Sat, 28 March 2009
An intensely personal epistle, Second Corinthians has a great deal to say about the Christian life, its requisite hope, and its standards. By itself, the law can only lead to condemnation, as God's holiness is inaccessible. Yet, the law is always preceded by God's promise of instruction and grace. After the incarnation, death, and resurrection of Jesus, Christians gained access to the Father and the Gospel; Paul's entire life was devoted to spreading this Gospel. How devoted are American Catholics to this mission?
In chapter six, Paul concludes his argument that he has remained available, open, and honest with the Corinthians and that his ministry has the integrity of God (v. 11-13). Shifting entirely, he then focuses on the need for Christians to remain separate from secular men. Chapter seven, verse two resumes the thread of 6:11-13 seamlessly, leading scholars to speculate whether Paul's exhortation to leading lives of holiness and separation was inserted within the epistle at a later date.
To expound on the ''separation'' section of 6:14-7:1, these verses are sufficiently Pauline. Being unequally yoked refers to a Christian marrying an unbeliever; this directly follows the Levitical prohibition on mixed-breeds or plowing with an unequal yoke. As plowing a field is hard work, so is a marriage; God deigns that Christians bear the labor of marriage with another believer rather than with one who does not follow God's will. Paul's words here are strong: ''For what partnership have righteousness and iniquity? Or what fellowship has light with darkness? What accord has Christ with Be'lial? Or what has a believer in common with an unbeliever?'' (v. 14-15). Because the average citizen has some involvement in immorality, Paul does not instruct every Christian to become a hermit, but rather to avoid unnecessary interactions with those who are immoral. His approach is somewhat Pharisaical, except he hates immorality, not Gentiles.

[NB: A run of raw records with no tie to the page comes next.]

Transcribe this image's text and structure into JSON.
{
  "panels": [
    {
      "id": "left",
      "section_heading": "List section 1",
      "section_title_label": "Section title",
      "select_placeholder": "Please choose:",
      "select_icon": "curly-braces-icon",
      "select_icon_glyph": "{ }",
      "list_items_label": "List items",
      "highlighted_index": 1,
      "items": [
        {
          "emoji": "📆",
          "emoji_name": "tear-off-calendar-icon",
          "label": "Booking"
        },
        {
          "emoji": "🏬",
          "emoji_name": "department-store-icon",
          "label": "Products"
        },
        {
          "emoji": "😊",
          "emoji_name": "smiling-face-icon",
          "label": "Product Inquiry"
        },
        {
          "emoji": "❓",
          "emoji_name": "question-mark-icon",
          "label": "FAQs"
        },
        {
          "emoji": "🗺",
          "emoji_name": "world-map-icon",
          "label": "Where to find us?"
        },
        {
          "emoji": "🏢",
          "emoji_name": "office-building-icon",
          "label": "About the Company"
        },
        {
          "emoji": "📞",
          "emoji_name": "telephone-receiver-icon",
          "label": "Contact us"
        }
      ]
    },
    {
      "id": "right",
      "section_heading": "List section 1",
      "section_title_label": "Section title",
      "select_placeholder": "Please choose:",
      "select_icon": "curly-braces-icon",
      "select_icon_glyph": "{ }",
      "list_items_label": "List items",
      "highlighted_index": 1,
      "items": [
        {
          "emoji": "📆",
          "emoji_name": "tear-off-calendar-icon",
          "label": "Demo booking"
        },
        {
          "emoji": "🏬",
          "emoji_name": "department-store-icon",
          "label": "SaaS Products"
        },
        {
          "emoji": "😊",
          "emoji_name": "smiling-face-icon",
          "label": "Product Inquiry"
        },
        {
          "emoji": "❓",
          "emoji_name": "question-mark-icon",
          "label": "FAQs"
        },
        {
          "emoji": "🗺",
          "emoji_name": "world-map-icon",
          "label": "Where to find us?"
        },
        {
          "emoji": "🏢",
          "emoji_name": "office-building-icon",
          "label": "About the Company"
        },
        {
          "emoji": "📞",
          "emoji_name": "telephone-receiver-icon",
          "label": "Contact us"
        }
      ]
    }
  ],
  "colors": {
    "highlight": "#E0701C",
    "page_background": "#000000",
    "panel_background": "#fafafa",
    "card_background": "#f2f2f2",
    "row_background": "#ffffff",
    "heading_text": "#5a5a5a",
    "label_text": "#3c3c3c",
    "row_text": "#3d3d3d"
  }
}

Since Christians are the temple of the living God, this requires an extreme holiness (which is entirely a gift from God) and, thus, a lack of any defilement. Not a static location like the Temple Mount, the Christian body is the movable temple--Christ inside man, a holy glory. Not only is Christ in each individual, but He is present wherever two or more are gathered. For all these reasons, tolerating immorality or nonessential association with immoral people must always be avoided. Making allusions to the Old Testament he writes, ''Therefore come out from them, and be separate from them, says the Lord, and touch nothing unclean; then I will welcome you, and I will be a father to you, and you shall be my sons and daughters, says the Lord Almighty'' (v. 17-18). Christ has fulfilled many prophesies by making sons of His followers. ''For in Christ Jesus you are all sons of God through faith'' (Gal 3:26). Therefore, it is not the nature of the Christian to touch or associate with anything unclean.
Music: Boismortier's Sonata 4 in D Minor - Adagio, from the album 'Six Sonatas for Flute and Violin - Opus 51 - Boismortier' performed by Duo de Bois. www.magnatune.com